Total

B

 

 

 

Total

D

 

 

 

Total

C

 

 

 

Total

Grand Total

 

 

 

Total in Op.

16

1

1

3

21

14

1

1

1

17

17

2

1

10

30

 

 

 

 

 

47

4

3

14

68

 

 

 

 

 

 

 

 

 

 

 

 

 

 

 

2

1

 

1

4

2

1

 

1

4

Landed acc. to plan

Forced landed in U.K.

Did not reach French Cst.

Missing

 

Landed acc. to plan

Forced landed in U.K.

Did not reach French Cst.

Missing

 

Landed acc. to plan

Forced landed in U.K.

Did not reach French Cst.

Missing

 

Landed acc. to plan

Forced landed in U.K.

Did not reach French Cst.

Missing

 

Landed acc. to plan

Forced landed in U.K.

Did not reach French Cst.

Missing

27

2

 

 

29

22

2

 

 

24

31

4

 

 

35

3

2

 

 

5

83

10

 

 

93

3

 

 

 

3

4

 

 

 

4

1

 

 

 

1

1

 

 

 

1

9

 

 

 

9

2

 

 

 

2

2

 

 

 

2

 

 

 

 

 

 

 

 

 

 

4

 

 

 

4

 

 

2

6

8

 

 

2

2

4

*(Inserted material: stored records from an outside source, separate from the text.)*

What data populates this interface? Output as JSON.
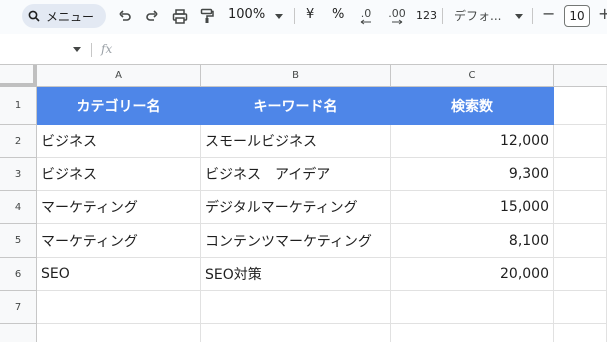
{
  "toolbar": {
    "search_label": "メニュー",
    "zoom": "100%",
    "currency": "¥",
    "percent": "%",
    "decrease_decimal": ".0",
    "increase_decimal": ".00",
    "number_format": "123",
    "font_name": "デフォ...",
    "font_size": "10",
    "minus": "−",
    "plus": "+"
  },
  "formula_bar": {
    "fx": "fx"
  },
  "columns": [
    "A",
    "B",
    "C"
  ],
  "rows": [
    "1",
    "2",
    "3",
    "4",
    "5",
    "6",
    "7"
  ],
  "header_row": [
    "カテゴリー名",
    "キーワード名",
    "検索数"
  ],
  "data_rows": [
    [
      "ビジネス",
      "スモールビジネス",
      "12,000"
    ],
    [
      "ビジネス",
      "ビジネス　アイデア",
      "9,300"
    ],
    [
      "マーケティング",
      "デジタルマーケティング",
      "15,000"
    ],
    [
      "マーケティング",
      "コンテンツマーケティング",
      "8,100"
    ],
    [
      "SEO",
      "SEO対策",
      "20,000"
    ],
    [
      "",
      "",
      ""
    ]
  ],
  "colors": {
    "header_fill": "#4e86e8",
    "header_text": "#ffffff"
  }
}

2

 

2

20

24

 

 

 

2

2

2

 

6

30

38

 

Appendix "C"

Operation Neptune - Mallard

 

L.Z. "N" 6 June 1944

Sqn

Gliders

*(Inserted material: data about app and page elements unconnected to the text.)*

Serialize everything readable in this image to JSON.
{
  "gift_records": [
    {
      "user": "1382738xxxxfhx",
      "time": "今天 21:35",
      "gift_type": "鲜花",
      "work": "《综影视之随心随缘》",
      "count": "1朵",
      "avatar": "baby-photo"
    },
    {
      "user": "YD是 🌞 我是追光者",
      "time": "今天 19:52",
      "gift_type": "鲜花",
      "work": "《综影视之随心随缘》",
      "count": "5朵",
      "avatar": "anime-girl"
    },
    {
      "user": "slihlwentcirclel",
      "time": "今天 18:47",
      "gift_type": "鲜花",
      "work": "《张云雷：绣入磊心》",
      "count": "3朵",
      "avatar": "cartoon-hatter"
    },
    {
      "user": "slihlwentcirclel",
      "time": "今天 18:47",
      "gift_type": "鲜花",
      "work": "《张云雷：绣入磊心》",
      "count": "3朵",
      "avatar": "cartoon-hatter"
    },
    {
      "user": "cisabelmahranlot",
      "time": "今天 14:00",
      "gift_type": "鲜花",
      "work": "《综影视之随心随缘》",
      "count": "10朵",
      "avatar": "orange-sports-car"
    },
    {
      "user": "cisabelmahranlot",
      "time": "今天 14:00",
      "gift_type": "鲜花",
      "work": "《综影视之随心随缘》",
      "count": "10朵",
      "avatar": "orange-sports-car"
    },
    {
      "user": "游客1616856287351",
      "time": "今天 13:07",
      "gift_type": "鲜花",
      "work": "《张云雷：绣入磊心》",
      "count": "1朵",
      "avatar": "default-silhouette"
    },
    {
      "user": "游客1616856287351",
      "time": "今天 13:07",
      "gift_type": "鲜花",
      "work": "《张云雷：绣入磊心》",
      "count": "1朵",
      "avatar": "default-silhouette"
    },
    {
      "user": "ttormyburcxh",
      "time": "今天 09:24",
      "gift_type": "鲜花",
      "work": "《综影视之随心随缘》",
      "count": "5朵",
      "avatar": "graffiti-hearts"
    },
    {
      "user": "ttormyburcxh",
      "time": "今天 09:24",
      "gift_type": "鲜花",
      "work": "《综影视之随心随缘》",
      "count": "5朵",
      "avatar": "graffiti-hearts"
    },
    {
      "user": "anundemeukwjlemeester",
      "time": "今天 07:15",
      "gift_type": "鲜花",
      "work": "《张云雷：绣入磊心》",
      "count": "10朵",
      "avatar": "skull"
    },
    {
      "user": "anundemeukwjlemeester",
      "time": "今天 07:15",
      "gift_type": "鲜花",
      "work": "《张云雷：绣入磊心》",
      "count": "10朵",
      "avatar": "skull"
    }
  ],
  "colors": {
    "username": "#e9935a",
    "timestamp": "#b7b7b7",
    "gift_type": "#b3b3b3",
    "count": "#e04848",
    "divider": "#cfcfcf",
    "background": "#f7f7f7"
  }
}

Horsa

 

Ham

Event

Pilots

Retnd

 

W.

 

K.

 

Miss'g

B

 

 

 

Total

C

 

 

 

Total

E

 

 

 

Total

F

 

 

 

Total

Grand Total

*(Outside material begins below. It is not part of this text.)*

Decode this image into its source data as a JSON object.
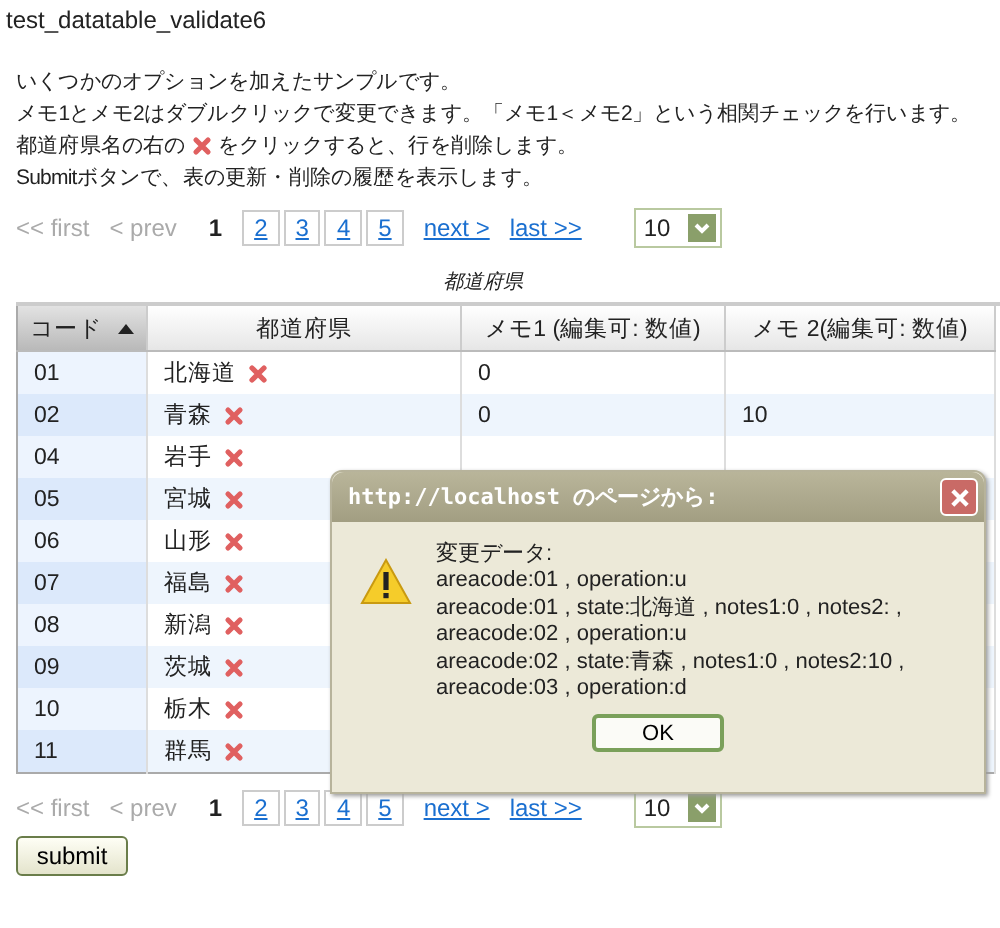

38

2

 

 

40

 

 

 

 

 

37

 

 

 

37

37

 

 

 

37

112

2

 

 

114

 

 

 

 

 

30

 

 

 

30

 

 

 

 

 

 

 

 

 

 

30

 

 

 

30

Landed acc. to plan

Forced landed in U.K.

Did not reach French Cst.

Missing

 

Landed acc. to plan

Forced landed in U.K.

Did not reach the French Cst.

Missing

 

Landed acc. to plan

Forced landed in U.K.

Did not reach the French Cst.

Missing

 

Landed acc. to plan

Forced landed in U.K.

Did not reach the French Cst.

Missing

 

Landed acc. to plan

Forced landed in U.K.

Did not reach the French Cst.

Missing

76

4

 

 

80

59

 

 

 

59

74

 

 

 

74

74

 

 

 

74

283

4

 

 

287

 

 

 

 

 

1

 

 

 

1

 

 

 

 

 

 

 

 

 

 

1

 

 

 

1

 

Appendix "D"

Operation Neptune - Mallard

 

L.Z. "W" 6 June 1944

Sqn

Gliders

Horsa

Event

Pilots

Retnd

 

W.

 

Kd.

 

Missing

A

 

 

 

Total

D

 

 

 

Total

E Att D

 

 

 

Total

G

 

 

 

Total

Grand Total

 

 

 

Total

41

 

 

 

41

22

 

 

 

22

12

 

 

 

12

35

 

1

 

36

110

 

1

 

111

Landed acc. to plan

Forced landed in U.K.

Did not reach French Cst.

Missing

 

Landed acc. to plan

Forced landed in U.K.

Did not reach the French Cst.

Missing

 

Landed acc. to plan

Forced landed in U.K.

Did not reach the French Cst.

Missing

 

Landed acc. to plan

Forced landed in U.K.

Did not reach the French Cst.

Missing

 

Landed acc. to plan

Forced landed in U.K.

Did not reach the French Cst.

Missing

82

 

 

 

82

40

 

 

 

40

23

 

 

 

23

69

 

 

 

69

214

 

 

 

214

 

 

 

 

 

1

 

 

 

1

1

 

 

 

1

1

 

 

 

1

2

 

 

 

2

 

 

 

 

 

3

 

 

 

3

 

 

 

 

 

1

 

 

 

1

4

 

 

 

4

 

 

 

 

 

 

 

 

 

 

 

 

 

 

 

 

 

2

 

2

 

 

2

 

2